Emory Bankruptcy Developments Journal


The serial filing of chapter 13 cases solely for the purpose of frustrating and delaying foreclosure or other legitimate collection efforts, and with no serious intent to reorganize, has long been perceived as an abuse of the bankruptcy system requiring a fulsome response. In 2005 Congress seized on a solution involving withdrawal or withholding of the automatic stay. Since it is the existence of the stay that most prompts abusive filings, the solution seemed appropriate. It was not for a variety of reasons examined in this article, but most notably because not all serial filings are abusive, and the stay serves to implement multiple bankruptcy policies, implicating the interests of participants in the system other than the debtor. Thus, this article contends that the new paragraphs added to section 362(c) in 2005 are overly broad, out of kilter with the structure of other stay termination provisions, and as likely as not to produce more mischief than they prevent. Moreover, the article asserts that there currently are better, more narrowly tailored, tools available to the courts to address bad faith serial filings that neither run the risk of depriving deserving debtors of bankruptcy relief and that do not prejudice the interests of other creditors in the case.

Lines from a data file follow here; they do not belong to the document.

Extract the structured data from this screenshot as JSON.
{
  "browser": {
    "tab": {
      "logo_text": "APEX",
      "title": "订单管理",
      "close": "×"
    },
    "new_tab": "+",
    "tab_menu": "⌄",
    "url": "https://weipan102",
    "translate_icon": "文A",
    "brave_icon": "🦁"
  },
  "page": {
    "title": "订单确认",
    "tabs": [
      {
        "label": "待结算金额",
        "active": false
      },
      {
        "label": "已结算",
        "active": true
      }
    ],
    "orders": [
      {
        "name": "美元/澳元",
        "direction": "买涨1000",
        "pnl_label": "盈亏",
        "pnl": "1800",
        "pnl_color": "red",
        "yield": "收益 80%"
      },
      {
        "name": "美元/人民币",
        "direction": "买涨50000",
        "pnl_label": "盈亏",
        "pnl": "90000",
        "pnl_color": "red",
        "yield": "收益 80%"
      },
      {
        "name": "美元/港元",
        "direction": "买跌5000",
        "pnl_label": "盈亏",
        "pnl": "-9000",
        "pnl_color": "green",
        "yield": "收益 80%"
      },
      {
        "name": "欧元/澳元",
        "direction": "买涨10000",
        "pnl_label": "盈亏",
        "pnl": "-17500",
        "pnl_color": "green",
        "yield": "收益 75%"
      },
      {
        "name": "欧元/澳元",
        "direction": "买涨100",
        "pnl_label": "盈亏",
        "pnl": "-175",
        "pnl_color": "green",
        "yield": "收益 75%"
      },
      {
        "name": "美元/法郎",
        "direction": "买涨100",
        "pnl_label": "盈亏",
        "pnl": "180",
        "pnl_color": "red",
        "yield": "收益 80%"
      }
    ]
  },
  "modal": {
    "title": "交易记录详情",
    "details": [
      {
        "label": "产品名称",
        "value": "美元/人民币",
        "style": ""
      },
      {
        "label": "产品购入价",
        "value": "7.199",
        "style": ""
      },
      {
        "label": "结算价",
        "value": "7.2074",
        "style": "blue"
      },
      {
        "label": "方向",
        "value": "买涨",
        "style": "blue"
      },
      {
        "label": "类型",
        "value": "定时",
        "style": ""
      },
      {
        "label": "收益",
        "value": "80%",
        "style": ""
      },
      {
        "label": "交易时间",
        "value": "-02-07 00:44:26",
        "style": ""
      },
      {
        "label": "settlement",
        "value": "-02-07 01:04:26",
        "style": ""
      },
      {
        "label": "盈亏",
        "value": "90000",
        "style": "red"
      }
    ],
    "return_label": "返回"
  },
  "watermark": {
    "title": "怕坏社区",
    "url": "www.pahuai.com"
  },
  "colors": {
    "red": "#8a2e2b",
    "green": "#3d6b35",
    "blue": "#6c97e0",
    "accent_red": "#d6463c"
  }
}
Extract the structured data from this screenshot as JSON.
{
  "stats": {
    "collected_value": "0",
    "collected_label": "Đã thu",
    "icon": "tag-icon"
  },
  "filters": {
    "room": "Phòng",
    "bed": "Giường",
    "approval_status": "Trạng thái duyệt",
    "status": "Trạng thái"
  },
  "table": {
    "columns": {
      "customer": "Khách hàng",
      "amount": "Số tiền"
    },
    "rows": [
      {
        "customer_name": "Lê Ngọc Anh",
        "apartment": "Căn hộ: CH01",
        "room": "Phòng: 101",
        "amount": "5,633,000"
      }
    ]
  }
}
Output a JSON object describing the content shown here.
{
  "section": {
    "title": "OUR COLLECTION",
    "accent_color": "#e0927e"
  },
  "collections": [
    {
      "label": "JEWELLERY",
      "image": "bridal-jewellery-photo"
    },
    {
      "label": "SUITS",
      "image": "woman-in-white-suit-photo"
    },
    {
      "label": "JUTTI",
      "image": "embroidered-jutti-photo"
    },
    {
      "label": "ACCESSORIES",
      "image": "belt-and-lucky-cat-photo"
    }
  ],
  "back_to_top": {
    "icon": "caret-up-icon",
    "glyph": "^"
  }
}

Building on these tools, this article constructs an alternative approach to stay modification in the case of repeat filings that distinguishes the differing considerations at work in rehabilitation versus liquidation cases, and that contemplates a more meaningful role for bankruptcy courts to exercise experienced judgment in balancing the equities in individual cases in a fashion that a mechanical, self-executing statutory approach can never replicate.